__WHAT YOU SHOULD DO__.
Each entry should be returned exactly as written, with no pictures carried over.
DATA EXCERPTS START
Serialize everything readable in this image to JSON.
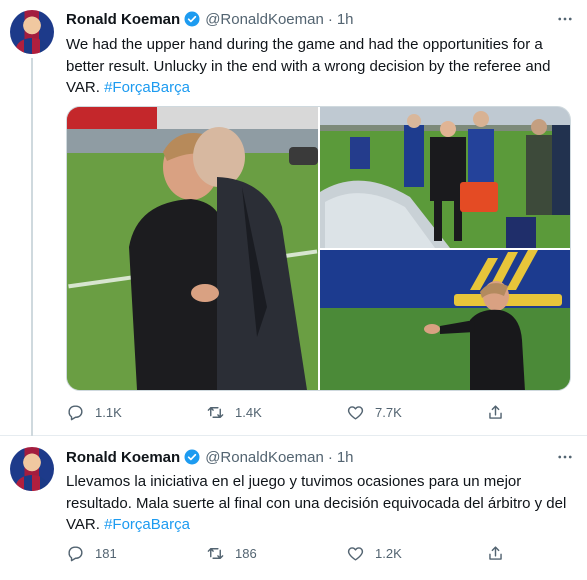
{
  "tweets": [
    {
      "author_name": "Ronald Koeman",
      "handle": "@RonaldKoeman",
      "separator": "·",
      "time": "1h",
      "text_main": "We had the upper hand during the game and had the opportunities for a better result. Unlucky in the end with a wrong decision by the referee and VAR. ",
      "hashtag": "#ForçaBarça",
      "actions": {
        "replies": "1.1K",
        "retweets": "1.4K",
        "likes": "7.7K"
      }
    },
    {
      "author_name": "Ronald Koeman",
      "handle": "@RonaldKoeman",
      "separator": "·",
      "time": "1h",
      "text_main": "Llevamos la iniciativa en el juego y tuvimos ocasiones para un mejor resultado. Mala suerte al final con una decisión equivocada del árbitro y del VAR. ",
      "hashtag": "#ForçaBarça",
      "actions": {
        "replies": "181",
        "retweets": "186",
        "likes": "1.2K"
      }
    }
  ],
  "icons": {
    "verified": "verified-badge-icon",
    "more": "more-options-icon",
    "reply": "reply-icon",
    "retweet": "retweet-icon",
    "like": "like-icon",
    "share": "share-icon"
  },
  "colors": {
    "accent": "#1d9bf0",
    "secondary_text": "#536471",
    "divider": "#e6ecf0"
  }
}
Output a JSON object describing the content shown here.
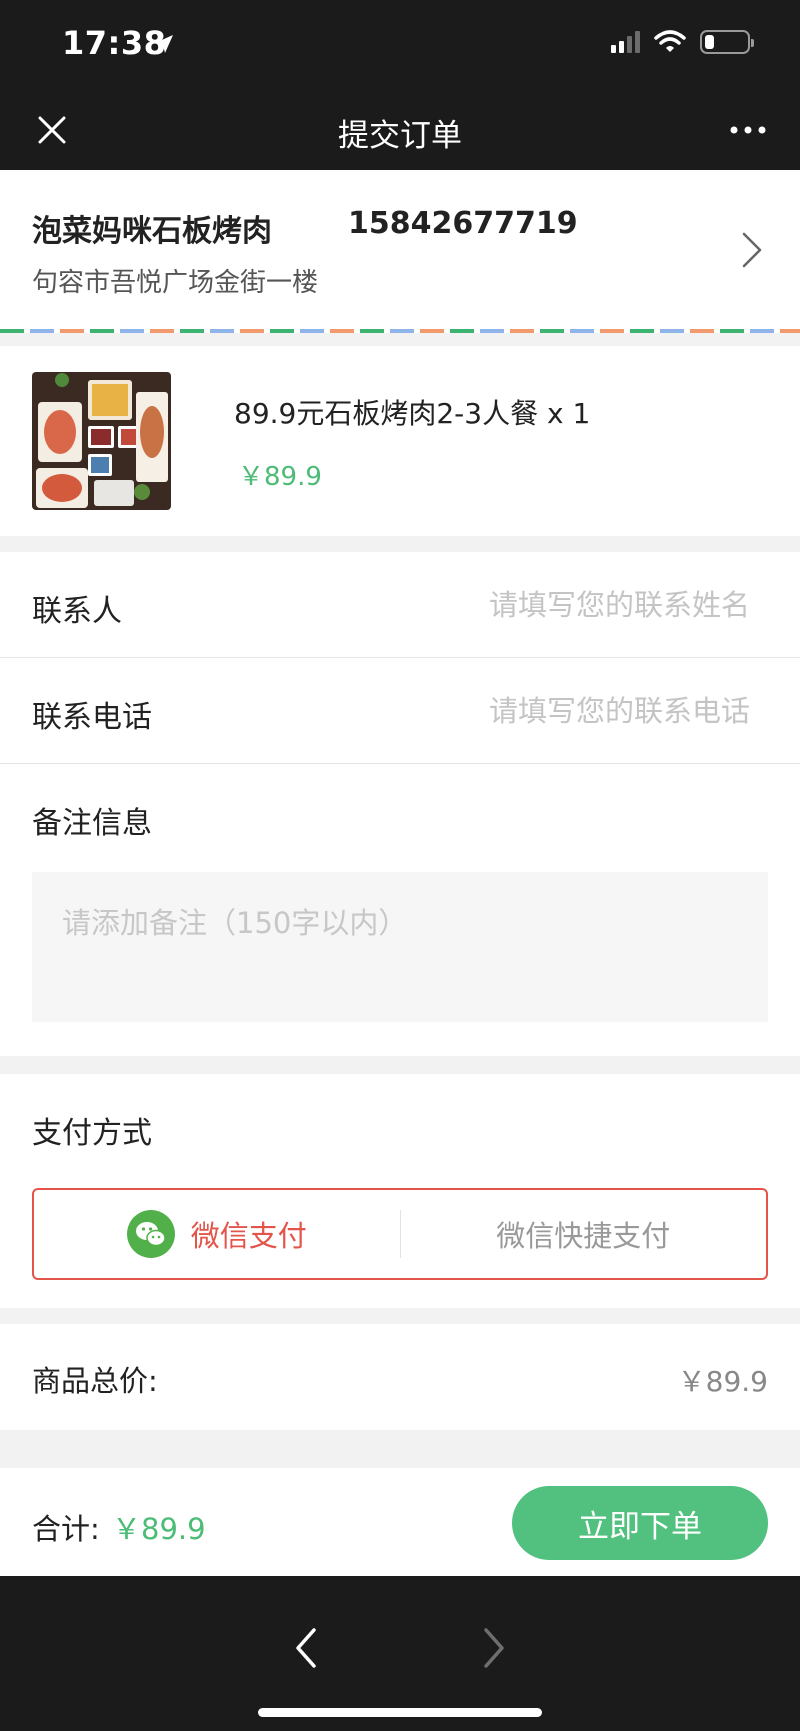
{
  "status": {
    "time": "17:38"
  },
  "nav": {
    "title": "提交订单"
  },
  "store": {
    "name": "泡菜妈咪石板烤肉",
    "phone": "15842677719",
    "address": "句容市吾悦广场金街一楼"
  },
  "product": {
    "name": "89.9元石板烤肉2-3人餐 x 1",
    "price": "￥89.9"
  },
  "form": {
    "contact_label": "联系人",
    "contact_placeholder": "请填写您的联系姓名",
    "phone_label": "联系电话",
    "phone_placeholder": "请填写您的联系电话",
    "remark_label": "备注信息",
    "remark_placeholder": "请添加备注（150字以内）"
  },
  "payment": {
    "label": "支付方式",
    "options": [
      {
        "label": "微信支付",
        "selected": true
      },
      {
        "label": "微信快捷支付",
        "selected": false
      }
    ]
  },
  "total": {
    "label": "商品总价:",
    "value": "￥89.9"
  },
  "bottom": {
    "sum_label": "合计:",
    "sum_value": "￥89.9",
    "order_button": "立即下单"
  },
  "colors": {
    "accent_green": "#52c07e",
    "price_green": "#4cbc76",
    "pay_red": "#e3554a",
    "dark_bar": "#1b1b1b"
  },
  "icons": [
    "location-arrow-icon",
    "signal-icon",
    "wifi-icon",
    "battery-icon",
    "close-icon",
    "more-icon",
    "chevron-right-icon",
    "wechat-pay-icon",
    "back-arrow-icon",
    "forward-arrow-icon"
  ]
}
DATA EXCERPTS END
__EXERCISE SOLUTION__.
Serialize everything readable in this image to JSON.
{
  "tweets": [
    {
      "author_name": "Ronald Koeman",
      "handle": "@RonaldKoeman",
      "separator": "·",
      "time": "1h",
      "text_main": "We had the upper hand during the game and had the opportunities for a better result. Unlucky in the end with a wrong decision by the referee and VAR. ",
      "hashtag": "#ForçaBarça",
      "actions": {
        "replies": "1.1K",
        "retweets": "1.4K",
        "likes": "7.7K"
      }
    },
    {
      "author_name": "Ronald Koeman",
      "handle": "@RonaldKoeman",
      "separator": "·",
      "time": "1h",
      "text_main": "Llevamos la iniciativa en el juego y tuvimos ocasiones para un mejor resultado. Mala suerte al final con una decisión equivocada del árbitro y del VAR. ",
      "hashtag": "#ForçaBarça",
      "actions": {
        "replies": "181",
        "retweets": "186",
        "likes": "1.2K"
      }
    }
  ],
  "icons": {
    "verified": "verified-badge-icon",
    "more": "more-options-icon",
    "reply": "reply-icon",
    "retweet": "retweet-icon",
    "like": "like-icon",
    "share": "share-icon"
  },
  "colors": {
    "accent": "#1d9bf0",
    "secondary_text": "#536471",
    "divider": "#e6ecf0"
  }
}
Output a JSON object describing the content shown here.
{
  "status": {
    "time": "17:38"
  },
  "nav": {
    "title": "提交订单"
  },
  "store": {
    "name": "泡菜妈咪石板烤肉",
    "phone": "15842677719",
    "address": "句容市吾悦广场金街一楼"
  },
  "product": {
    "name": "89.9元石板烤肉2-3人餐 x 1",
    "price": "￥89.9"
  },
  "form": {
    "contact_label": "联系人",
    "contact_placeholder": "请填写您的联系姓名",
    "phone_label": "联系电话",
    "phone_placeholder": "请填写您的联系电话",
    "remark_label": "备注信息",
    "remark_placeholder": "请添加备注（150字以内）"
  },
  "payment": {
    "label": "支付方式",
    "options": [
      {
        "label": "微信支付",
        "selected": true
      },
      {
        "label": "微信快捷支付",
        "selected": false
      }
    ]
  },
  "total": {
    "label": "商品总价:",
    "value": "￥89.9"
  },
  "bottom": {
    "sum_label": "合计:",
    "sum_value": "￥89.9",
    "order_button": "立即下单"
  },
  "colors": {
    "accent_green": "#52c07e",
    "price_green": "#4cbc76",
    "pay_red": "#e3554a",
    "dark_bar": "#1b1b1b"
  },
  "icons": [
    "location-arrow-icon",
    "signal-icon",
    "wifi-icon",
    "battery-icon",
    "close-icon",
    "more-icon",
    "chevron-right-icon",
    "wechat-pay-icon",
    "back-arrow-icon",
    "forward-arrow-icon"
  ]
}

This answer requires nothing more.